The Ramble Inn. Pub in Northern Ireland was attacked during the Troubles. Photo copyright - Kenneth Allen CC21976 The Ramble Inn Attack took place on this night in Antrim, Northern Ireland on this date in 1976. It was a real example of the mindless killings that took place during the ‘Troubles’ in Northern Ireland in the 1970s.

The Ramble Inn was a pub ran by a Catholic family, but based in a predominantly Protestant area of Antrim. At about 11pm, three gunmen walked into the pub and opened fire with machine guns indiscriminately at the crowd. Three people were killed instantly, and another three died later from their injuries.

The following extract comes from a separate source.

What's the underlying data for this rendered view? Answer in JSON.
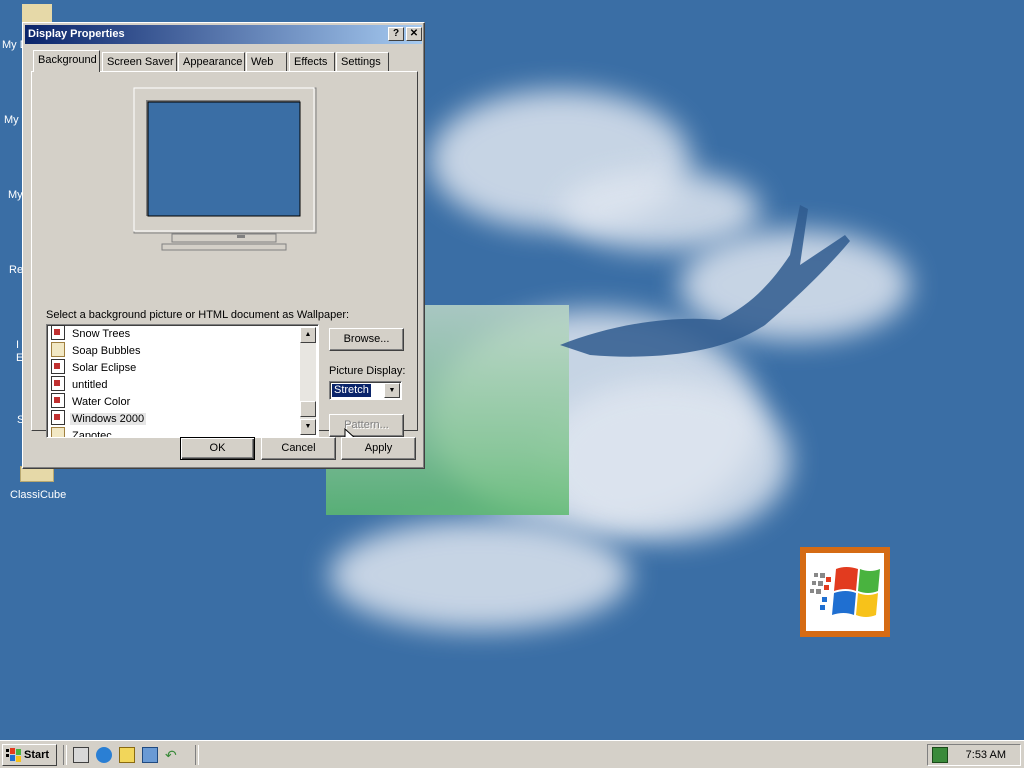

It was suspected the Ulster Volunteer Force was responsible for the attack. They were a paramilitary Protestant organisation. At the time of the attack, the IRA and the British government were at an uneasy truce. This caused the UVF to fear that the government were about to relent to the IRA’s wishes, and make Northern Ireland part of a unified country along with the Republic.

The UVF wanted Northern Ireland to remain as part of Britain. They reacted to this truce by carrying out attacks on Catholics living in Northern Ireland, to send a message that they wanted it to be a Protestant area. The IRA retaliated by carrying out similar attacks on Protestants. Several innocent people were killed in this mindless tit-for-tat sequence.

The Ramble Inn Attack was believed to be the UVF’s response to an attack on a Protestant owned pub in the area that had been carried out a week earlier. Three Protestants were killed by the Republican Action Force, a group that most believed was an off-shoot or associate of the IRA.

No one was ever successfully convicted for the murders at the Ramble Inn, and no group ever claimed responsibility for the attack. Five of the six people killed; Frank Scott (75), Ernest Moore (40), James McCallion (35), Joseph Ellis (27) and James Francey (50) were Protestants, which may have been the reason the UVF didn’t come forward and admit they had carried out the attack if indeed it was them responsible.

The only Catholic victim was Oliver Woulahan, who was in the pub that night to celebrate his 20th birthday.

Find out more of The Troubles in Northern Ireland

* * *

Joey Dunlop, Irish world champion motorcyclist. Photo copyright - Christof Berger CC32000 Ireland lost one of its favourite sons on this day in 2000, when world champion motorcyclist Joey Dunlop died after a crash in Estonia. The Northern Irishman had been one of the top racers in the sport for more than two decades, regularly racing at well over 100 mph.

Dunlop’s career and life were tragically ended on 2 July 2000, when he was taking part in the 125cc race on the Pirita-Kose-Kloostrimetsa Circuit. Dunlop was leading the race but lost control in wet and slippery conditions. He careered off the track and headlong into some trees which killed him on impact.

Sign up to our FREE newsletters

Please click on your confirmation email,
Check your junk mail folder in case it gets sent there.

More than fifty thousand people lined the streets of Ballymoney on the day of his funeral. Dunlop was loved by all. The rock band Therapy? wrote and named a song in his honour and the motorcycle racing authorities now hand out the Joey Dunlop Cup to the most successful overall rider at the end of each season.

Click here to read about more top Irish sports stars


July ~ 1 ~ 2 ~ 3 ~ 4 ~ 5 ~ 6 ~ 7 ~ 8 ~ 9 ~ 10 ~ 11 ~ 12 ~ 13 ~ 14 ~ 15 ~ 16 ~ 17 ~ 18 ~ 19 ~ 20 ~ 21 ~ 22 ~ 23 ~ 24 ~ 25 ~ 26 ~ 27 ~ 28 ~ 29 ~ 30 ~ 31

More on Irish history


XSLT Plugin by Leo Jiang